### REQUIRED ACTION
Your answer must repeat all of the entries word for word, without any images.

(Dataset rows describing interfaces)
*** Block opens ***

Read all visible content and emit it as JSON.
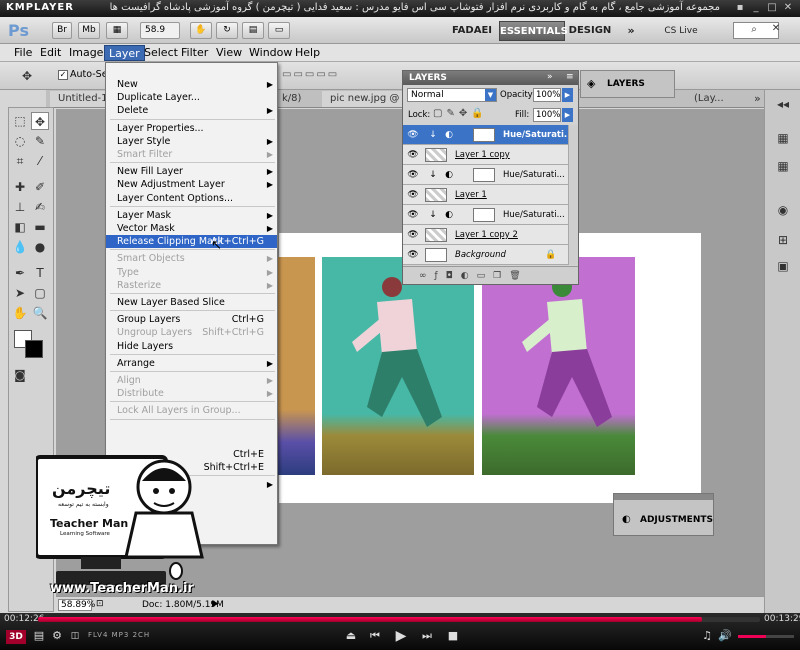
{
  "kmplayer": {
    "logo": "KMPLAYER",
    "title": "مجموعه آموزشی جامع ، گام به گام و کاربردی نرم افزار فتوشاپ سی اس فایو  مدرس : سعید فدایی ( تیچرمن ) گروه آموزشی پادشاه گرافیست ها",
    "time_elapsed": "00:12:26",
    "time_total": "00:13:29",
    "progress_fraction": 0.92,
    "badges": [
      "FLV4",
      "MP3",
      "2CH"
    ]
  },
  "photoshop": {
    "logo": "Ps",
    "bridge_btn": "Br",
    "mini_bridge_btn": "Mb",
    "zoom_select": "58.9",
    "workspaces": [
      "FADAEI",
      "ESSENTIALS",
      "DESIGN"
    ],
    "cs_live": "CS Live",
    "menus": [
      "File",
      "Edit",
      "Image",
      "Layer",
      "Select",
      "Filter",
      "View",
      "Window",
      "Help"
    ],
    "options_checkbox": "Auto-Select",
    "tabs": [
      "Untitled-1",
      "k/8)",
      "pic new.jpg @ 58",
      "(Lay..."
    ],
    "status_zoom": "58.89%",
    "status_doc": "Doc: 1.80M/5.19M"
  },
  "layer_menu": [
    {
      "label": "New",
      "arrow": true
    },
    {
      "label": "Duplicate Layer..."
    },
    {
      "label": "Delete",
      "arrow": true
    },
    {
      "sep": true
    },
    {
      "label": "Layer Properties..."
    },
    {
      "label": "Layer Style",
      "arrow": true
    },
    {
      "label": "Smart Filter",
      "disabled": true,
      "arrow": true
    },
    {
      "sep": true
    },
    {
      "label": "New Fill Layer",
      "arrow": true
    },
    {
      "label": "New Adjustment Layer",
      "arrow": true
    },
    {
      "label": "Layer Content Options..."
    },
    {
      "sep": true
    },
    {
      "label": "Layer Mask",
      "arrow": true
    },
    {
      "label": "Vector Mask",
      "arrow": true
    },
    {
      "label": "Release Clipping Mask",
      "shortcut": "Alt+Ctrl+G",
      "highlight": true
    },
    {
      "sep": true
    },
    {
      "label": "Smart Objects",
      "disabled": true,
      "arrow": true
    },
    {
      "label": "Type",
      "disabled": true,
      "arrow": true
    },
    {
      "label": "Rasterize",
      "disabled": true,
      "arrow": true
    },
    {
      "sep": true
    },
    {
      "label": "New Layer Based Slice"
    },
    {
      "sep": true
    },
    {
      "label": "Group Layers",
      "shortcut": "Ctrl+G"
    },
    {
      "label": "Ungroup Layers",
      "shortcut": "Shift+Ctrl+G",
      "disabled": true
    },
    {
      "label": "Hide Layers"
    },
    {
      "sep": true
    },
    {
      "label": "Arrange",
      "arrow": true
    },
    {
      "sep": true
    },
    {
      "label": "Align",
      "disabled": true,
      "arrow": true
    },
    {
      "label": "Distribute",
      "disabled": true,
      "arrow": true
    },
    {
      "sep": true
    },
    {
      "label": "Lock All Layers in Group...",
      "disabled": true
    },
    {
      "sep": true
    },
    {
      "label": "",
      "disabled": true
    },
    {
      "label": "",
      "disabled": true
    },
    {
      "label": "",
      "shortcut": "Ctrl+E"
    },
    {
      "label": "",
      "shortcut": "Shift+Ctrl+E"
    },
    {
      "sep": true
    },
    {
      "label": "",
      "arrow": true
    }
  ],
  "layers_panel": {
    "title": "LAYERS",
    "blend_mode": "Normal",
    "opacity_label": "Opacity:",
    "opacity": "100%",
    "lock_label": "Lock:",
    "fill_label": "Fill:",
    "fill": "100%",
    "layers": [
      {
        "name": "Hue/Saturati...",
        "adjust": true,
        "clipped": true,
        "selected": true
      },
      {
        "name": "Layer 1 copy",
        "adjust": false
      },
      {
        "name": "Hue/Saturati...",
        "adjust": true,
        "clipped": true
      },
      {
        "name": "Layer 1",
        "adjust": false
      },
      {
        "name": "Hue/Saturati...",
        "adjust": true,
        "clipped": true
      },
      {
        "name": "Layer 1 copy 2",
        "adjust": false
      },
      {
        "name": "Background",
        "adjust": false,
        "italic": true,
        "locked": true
      }
    ]
  },
  "dock_panel": {
    "layers_label": "LAYERS",
    "adjustments_label": "ADJUSTMENTS"
  },
  "teacher": {
    "brand_fa": "تیچرمن",
    "subtitle_fa": "وابسته به تیم توسعه",
    "brand_en": "Teacher Man",
    "sub_en": "Learning Software",
    "website": "www.TeacherMan.ir"
  },
  "colors": {
    "accent": "#2e65c6",
    "photo1": "#c9964f",
    "photo2": "#47b8a6",
    "photo3": "#c16fd1"
  }
}
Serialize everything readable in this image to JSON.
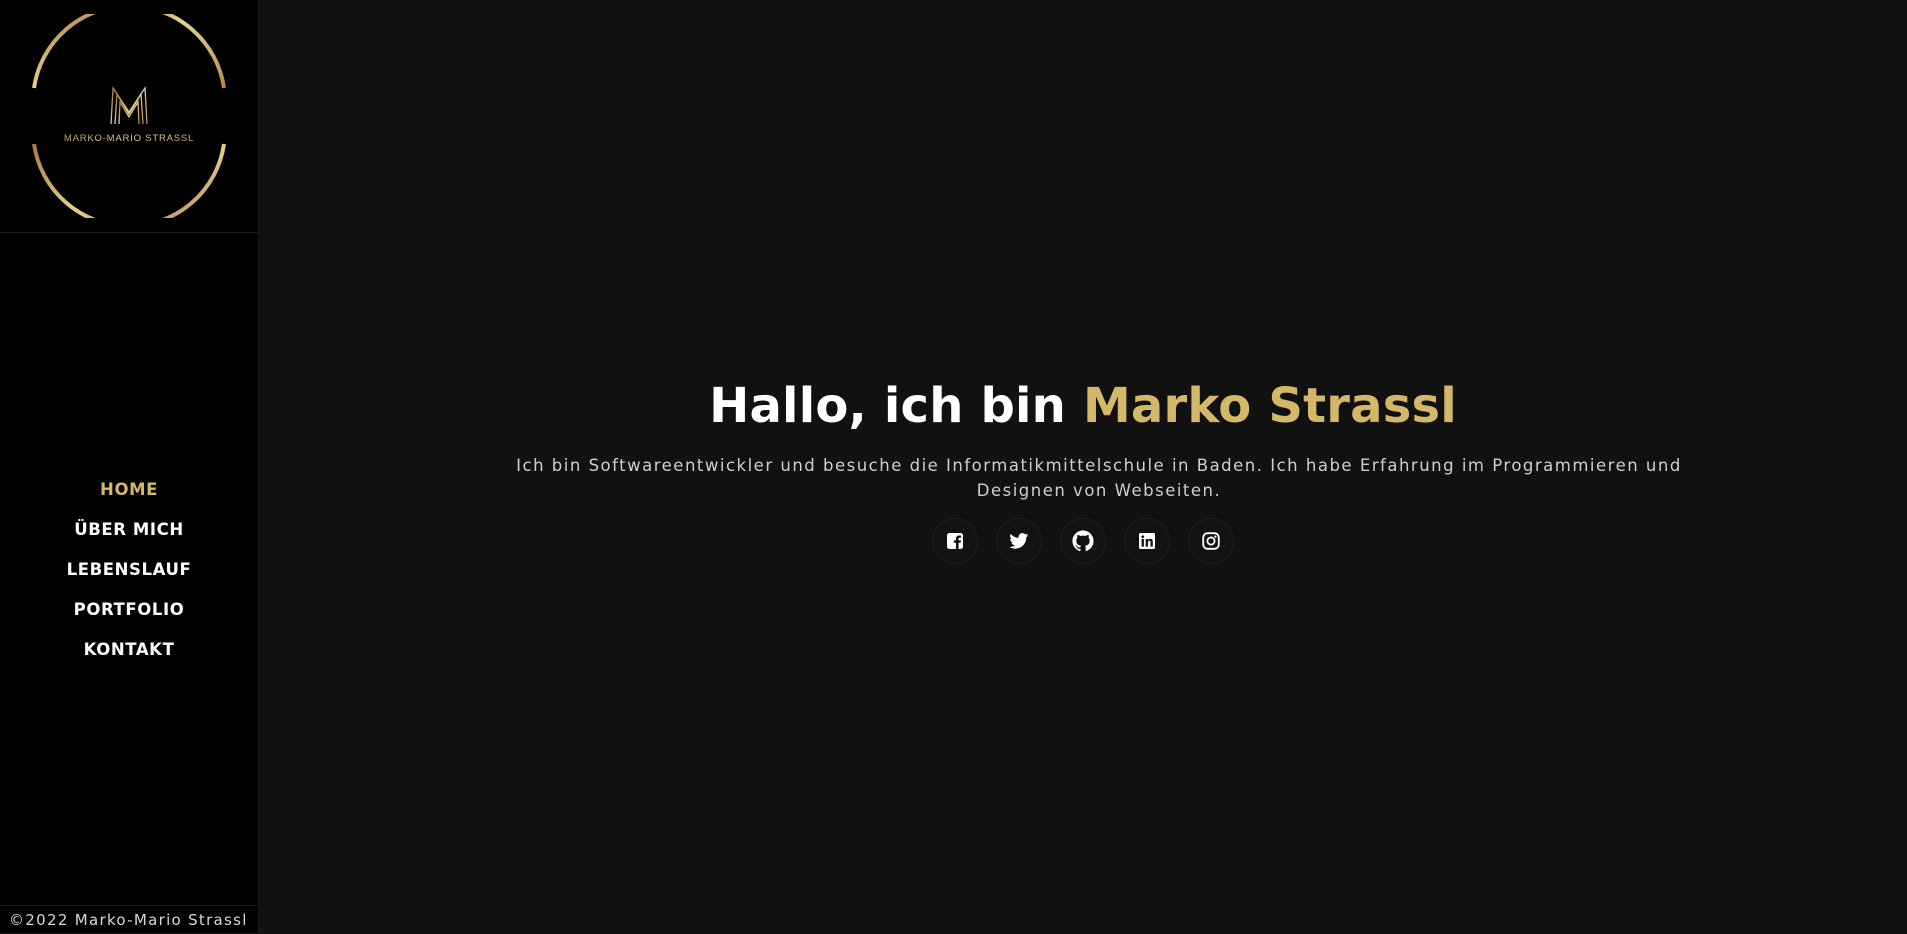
{
  "brand": {
    "logo_letter": "M",
    "logo_text": "MARKO-MARIO STRASSL"
  },
  "nav": {
    "items": [
      {
        "label": "HOME",
        "active": true
      },
      {
        "label": "ÜBER MICH",
        "active": false
      },
      {
        "label": "LEBENSLAUF",
        "active": false
      },
      {
        "label": "PORTFOLIO",
        "active": false
      },
      {
        "label": "KONTAKT",
        "active": false
      }
    ]
  },
  "hero": {
    "title_prefix": "Hallo, ich bin ",
    "title_name": "Marko Strassl",
    "description": "Ich bin Softwareentwickler und besuche die Informatikmittelschule in Baden. Ich habe Erfahrung im Programmieren und Designen von Webseiten."
  },
  "socials": [
    {
      "icon": "facebook-icon"
    },
    {
      "icon": "twitter-icon"
    },
    {
      "icon": "github-icon"
    },
    {
      "icon": "linkedin-icon"
    },
    {
      "icon": "instagram-icon"
    }
  ],
  "footer": {
    "copyright": "©2022 Marko-Mario Strassl"
  },
  "colors": {
    "accent": "#d4b86a",
    "sidebar_bg": "#000000",
    "main_bg": "#111111",
    "text": "#ffffff"
  }
}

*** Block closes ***

### YOUR SOLUTION
Read all visible content and emit it as JSON.
{
  "kmplayer": {
    "logo": "KMPLAYER",
    "title": "مجموعه آموزشی جامع ، گام به گام و کاربردی نرم افزار فتوشاپ سی اس فایو  مدرس : سعید فدایی ( تیچرمن ) گروه آموزشی پادشاه گرافیست ها",
    "time_elapsed": "00:12:26",
    "time_total": "00:13:29",
    "progress_fraction": 0.92,
    "badges": [
      "FLV4",
      "MP3",
      "2CH"
    ]
  },
  "photoshop": {
    "logo": "Ps",
    "bridge_btn": "Br",
    "mini_bridge_btn": "Mb",
    "zoom_select": "58.9",
    "workspaces": [
      "FADAEI",
      "ESSENTIALS",
      "DESIGN"
    ],
    "cs_live": "CS Live",
    "menus": [
      "File",
      "Edit",
      "Image",
      "Layer",
      "Select",
      "Filter",
      "View",
      "Window",
      "Help"
    ],
    "options_checkbox": "Auto-Select",
    "tabs": [
      "Untitled-1",
      "k/8)",
      "pic new.jpg @ 58",
      "(Lay..."
    ],
    "status_zoom": "58.89%",
    "status_doc": "Doc: 1.80M/5.19M"
  },
  "layer_menu": [
    {
      "label": "New",
      "arrow": true
    },
    {
      "label": "Duplicate Layer..."
    },
    {
      "label": "Delete",
      "arrow": true
    },
    {
      "sep": true
    },
    {
      "label": "Layer Properties..."
    },
    {
      "label": "Layer Style",
      "arrow": true
    },
    {
      "label": "Smart Filter",
      "disabled": true,
      "arrow": true
    },
    {
      "sep": true
    },
    {
      "label": "New Fill Layer",
      "arrow": true
    },
    {
      "label": "New Adjustment Layer",
      "arrow": true
    },
    {
      "label": "Layer Content Options..."
    },
    {
      "sep": true
    },
    {
      "label": "Layer Mask",
      "arrow": true
    },
    {
      "label": "Vector Mask",
      "arrow": true
    },
    {
      "label": "Release Clipping Mask",
      "shortcut": "Alt+Ctrl+G",
      "highlight": true
    },
    {
      "sep": true
    },
    {
      "label": "Smart Objects",
      "disabled": true,
      "arrow": true
    },
    {
      "label": "Type",
      "disabled": true,
      "arrow": true
    },
    {
      "label": "Rasterize",
      "disabled": true,
      "arrow": true
    },
    {
      "sep": true
    },
    {
      "label": "New Layer Based Slice"
    },
    {
      "sep": true
    },
    {
      "label": "Group Layers",
      "shortcut": "Ctrl+G"
    },
    {
      "label": "Ungroup Layers",
      "shortcut": "Shift+Ctrl+G",
      "disabled": true
    },
    {
      "label": "Hide Layers"
    },
    {
      "sep": true
    },
    {
      "label": "Arrange",
      "arrow": true
    },
    {
      "sep": true
    },
    {
      "label": "Align",
      "disabled": true,
      "arrow": true
    },
    {
      "label": "Distribute",
      "disabled": true,
      "arrow": true
    },
    {
      "sep": true
    },
    {
      "label": "Lock All Layers in Group...",
      "disabled": true
    },
    {
      "sep": true
    },
    {
      "label": "",
      "disabled": true
    },
    {
      "label": "",
      "disabled": true
    },
    {
      "label": "",
      "shortcut": "Ctrl+E"
    },
    {
      "label": "",
      "shortcut": "Shift+Ctrl+E"
    },
    {
      "sep": true
    },
    {
      "label": "",
      "arrow": true
    }
  ],
  "layers_panel": {
    "title": "LAYERS",
    "blend_mode": "Normal",
    "opacity_label": "Opacity:",
    "opacity": "100%",
    "lock_label": "Lock:",
    "fill_label": "Fill:",
    "fill": "100%",
    "layers": [
      {
        "name": "Hue/Saturati...",
        "adjust": true,
        "clipped": true,
        "selected": true
      },
      {
        "name": "Layer 1 copy",
        "adjust": false
      },
      {
        "name": "Hue/Saturati...",
        "adjust": true,
        "clipped": true
      },
      {
        "name": "Layer 1",
        "adjust": false
      },
      {
        "name": "Hue/Saturati...",
        "adjust": true,
        "clipped": true
      },
      {
        "name": "Layer 1 copy 2",
        "adjust": false
      },
      {
        "name": "Background",
        "adjust": false,
        "italic": true,
        "locked": true
      }
    ]
  },
  "dock_panel": {
    "layers_label": "LAYERS",
    "adjustments_label": "ADJUSTMENTS"
  },
  "teacher": {
    "brand_fa": "تیچرمن",
    "subtitle_fa": "وابسته به تیم توسعه",
    "brand_en": "Teacher Man",
    "sub_en": "Learning Software",
    "website": "www.TeacherMan.ir"
  },
  "colors": {
    "accent": "#2e65c6",
    "photo1": "#c9964f",
    "photo2": "#47b8a6",
    "photo3": "#c16fd1"
  }
}
Serialize everything readable in this image to JSON.
{
  "brand": {
    "logo_letter": "M",
    "logo_text": "MARKO-MARIO STRASSL"
  },
  "nav": {
    "items": [
      {
        "label": "HOME",
        "active": true
      },
      {
        "label": "ÜBER MICH",
        "active": false
      },
      {
        "label": "LEBENSLAUF",
        "active": false
      },
      {
        "label": "PORTFOLIO",
        "active": false
      },
      {
        "label": "KONTAKT",
        "active": false
      }
    ]
  },
  "hero": {
    "title_prefix": "Hallo, ich bin ",
    "title_name": "Marko Strassl",
    "description": "Ich bin Softwareentwickler und besuche die Informatikmittelschule in Baden. Ich habe Erfahrung im Programmieren und Designen von Webseiten."
  },
  "socials": [
    {
      "icon": "facebook-icon"
    },
    {
      "icon": "twitter-icon"
    },
    {
      "icon": "github-icon"
    },
    {
      "icon": "linkedin-icon"
    },
    {
      "icon": "instagram-icon"
    }
  ],
  "footer": {
    "copyright": "©2022 Marko-Mario Strassl"
  },
  "colors": {
    "accent": "#d4b86a",
    "sidebar_bg": "#000000",
    "main_bg": "#111111",
    "text": "#ffffff"
  }
}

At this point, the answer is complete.